30 BC – Octavian (later known as Augustus) enters Alexandria, Egypt, bringing it under the control of the Roman Republic.

607 – Ono no Imoko is dispatched as envoy to the Sui court in China (Traditional Japanese date: July 3, 607).

1086 – Results of the Domesday inquiry presented to William the Conqueror in Salisbury (the date of compilation and the Great Domesday are historically contestable)

1291 – Everlasting League forms, basis of Swiss Confederation (Independence)

1759 – Battle at Minden, Westfalen: Ferdinand van Brunswick beats France

1774 – Joseph Priestley, English theologian and chemist author discovers oxygen

1785 – Caroline Herschel becomes 1st woman discoverer of a comet

1831 – London Bridge opens to traffic

1834 – Slavery abolished throughout the British Empire – Slavery Abolition Act 1833 comes into effect

1838 – Apprenticeship system abolished in most of the British Empire. Former slaves no longer indentured to former owners.

1840 – Labourer slaves in most of the British Empire are emancipated.

1861 – Brazil recognizes Confederacy

1890 – Cecil Rhodes’ colonies reach Lundi

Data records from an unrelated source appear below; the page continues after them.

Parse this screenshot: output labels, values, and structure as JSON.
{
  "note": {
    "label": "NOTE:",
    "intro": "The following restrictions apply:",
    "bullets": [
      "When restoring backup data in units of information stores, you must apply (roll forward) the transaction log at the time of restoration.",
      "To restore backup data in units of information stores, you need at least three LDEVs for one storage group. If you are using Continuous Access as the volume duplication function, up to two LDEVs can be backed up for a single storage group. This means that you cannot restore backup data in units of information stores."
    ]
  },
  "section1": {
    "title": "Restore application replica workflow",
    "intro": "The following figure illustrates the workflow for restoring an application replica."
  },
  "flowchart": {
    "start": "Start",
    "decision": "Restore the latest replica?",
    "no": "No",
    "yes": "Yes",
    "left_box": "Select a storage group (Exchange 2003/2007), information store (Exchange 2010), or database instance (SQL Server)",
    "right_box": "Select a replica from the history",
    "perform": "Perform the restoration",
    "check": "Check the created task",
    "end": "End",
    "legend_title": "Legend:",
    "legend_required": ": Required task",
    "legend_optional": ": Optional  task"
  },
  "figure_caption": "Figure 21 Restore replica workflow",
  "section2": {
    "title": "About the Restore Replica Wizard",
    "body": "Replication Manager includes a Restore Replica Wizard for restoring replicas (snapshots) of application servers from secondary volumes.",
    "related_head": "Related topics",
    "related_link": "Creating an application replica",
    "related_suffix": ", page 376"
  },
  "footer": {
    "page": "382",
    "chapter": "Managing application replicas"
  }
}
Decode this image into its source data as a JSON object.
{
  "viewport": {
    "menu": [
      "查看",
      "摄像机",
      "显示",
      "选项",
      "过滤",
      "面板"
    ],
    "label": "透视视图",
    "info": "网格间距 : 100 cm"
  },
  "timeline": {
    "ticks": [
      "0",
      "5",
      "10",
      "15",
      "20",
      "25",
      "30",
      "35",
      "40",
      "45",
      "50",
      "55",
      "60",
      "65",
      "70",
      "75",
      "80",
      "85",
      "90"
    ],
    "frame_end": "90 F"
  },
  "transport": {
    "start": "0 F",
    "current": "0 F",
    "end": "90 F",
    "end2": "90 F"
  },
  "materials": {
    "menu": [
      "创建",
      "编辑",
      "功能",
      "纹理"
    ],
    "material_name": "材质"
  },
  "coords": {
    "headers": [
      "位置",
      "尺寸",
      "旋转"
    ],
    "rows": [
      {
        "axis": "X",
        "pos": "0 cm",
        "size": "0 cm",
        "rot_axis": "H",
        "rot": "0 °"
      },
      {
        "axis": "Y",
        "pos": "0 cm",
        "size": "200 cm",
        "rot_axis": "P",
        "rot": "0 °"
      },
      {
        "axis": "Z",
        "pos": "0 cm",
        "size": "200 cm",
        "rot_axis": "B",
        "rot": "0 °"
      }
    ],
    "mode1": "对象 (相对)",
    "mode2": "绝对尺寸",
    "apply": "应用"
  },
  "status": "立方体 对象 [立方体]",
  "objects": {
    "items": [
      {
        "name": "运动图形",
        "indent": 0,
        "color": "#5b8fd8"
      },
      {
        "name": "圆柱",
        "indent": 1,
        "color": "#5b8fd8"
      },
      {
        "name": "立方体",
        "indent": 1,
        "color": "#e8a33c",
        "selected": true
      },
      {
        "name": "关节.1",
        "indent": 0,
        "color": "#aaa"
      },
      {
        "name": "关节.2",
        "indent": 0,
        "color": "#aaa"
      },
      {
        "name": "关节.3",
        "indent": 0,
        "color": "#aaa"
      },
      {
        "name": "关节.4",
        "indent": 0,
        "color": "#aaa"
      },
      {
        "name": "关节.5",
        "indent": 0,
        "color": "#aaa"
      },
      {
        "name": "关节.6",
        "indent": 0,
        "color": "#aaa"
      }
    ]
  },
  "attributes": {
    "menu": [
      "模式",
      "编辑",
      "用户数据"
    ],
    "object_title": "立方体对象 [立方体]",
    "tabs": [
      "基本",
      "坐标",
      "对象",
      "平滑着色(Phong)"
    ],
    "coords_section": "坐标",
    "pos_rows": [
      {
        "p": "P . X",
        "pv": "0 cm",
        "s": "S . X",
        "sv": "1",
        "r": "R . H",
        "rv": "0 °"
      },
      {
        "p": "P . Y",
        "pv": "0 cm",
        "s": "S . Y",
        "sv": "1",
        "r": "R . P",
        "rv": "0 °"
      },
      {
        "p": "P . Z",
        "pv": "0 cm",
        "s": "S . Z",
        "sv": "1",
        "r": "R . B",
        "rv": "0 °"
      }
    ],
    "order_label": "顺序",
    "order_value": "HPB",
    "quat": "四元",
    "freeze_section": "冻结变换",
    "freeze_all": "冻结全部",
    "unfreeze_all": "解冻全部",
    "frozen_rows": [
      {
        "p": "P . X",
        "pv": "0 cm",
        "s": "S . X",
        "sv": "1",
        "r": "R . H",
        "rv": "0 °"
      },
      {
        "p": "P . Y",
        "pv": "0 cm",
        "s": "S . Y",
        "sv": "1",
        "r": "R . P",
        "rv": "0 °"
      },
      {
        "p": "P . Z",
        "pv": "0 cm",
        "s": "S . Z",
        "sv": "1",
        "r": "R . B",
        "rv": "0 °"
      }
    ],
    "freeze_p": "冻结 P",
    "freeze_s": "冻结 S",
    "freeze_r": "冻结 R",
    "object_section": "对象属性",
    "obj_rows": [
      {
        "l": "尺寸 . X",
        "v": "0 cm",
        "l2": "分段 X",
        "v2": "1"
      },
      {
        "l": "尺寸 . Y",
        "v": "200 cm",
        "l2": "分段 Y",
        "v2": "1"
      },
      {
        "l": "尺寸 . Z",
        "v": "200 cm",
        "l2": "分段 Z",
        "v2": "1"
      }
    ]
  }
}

1907 – First Scout camp opens on Brownsea Island, in Poole Harbour, Dorset

1914 – Kaiser Wilhelm II of Germany declares war on his nephew Tsar Nicholas II (WW I) of Russia in WWI

1941 – The first Jeep is produced

1950 – Guam Organic Act by establishes Guam as US territory

1954 – In South Africa, The Natives Resettlement Act empowers the Government to remove Africans from any area within and next to the magisterial district of Johannesburg; less than a year after the Act was passed Sophiatown residents were forcefully removed to Meadowlands in Soweto

1957 – US & Canada create North American Air Defense Command (NORAD)

1968 – Canada begins replacing silver with nickel in coins

1975 – 38 government leaders signs Helsinki accord

1982 – Heavy Israeli air bombardment on Beirut

1987 – In New Zealand, the Maori Language Act comes into force, making te reo Maori an official language of New Zealand; it can now be used in some legal proceedings.

1990 – Iraq pulls out of talks with Kuwait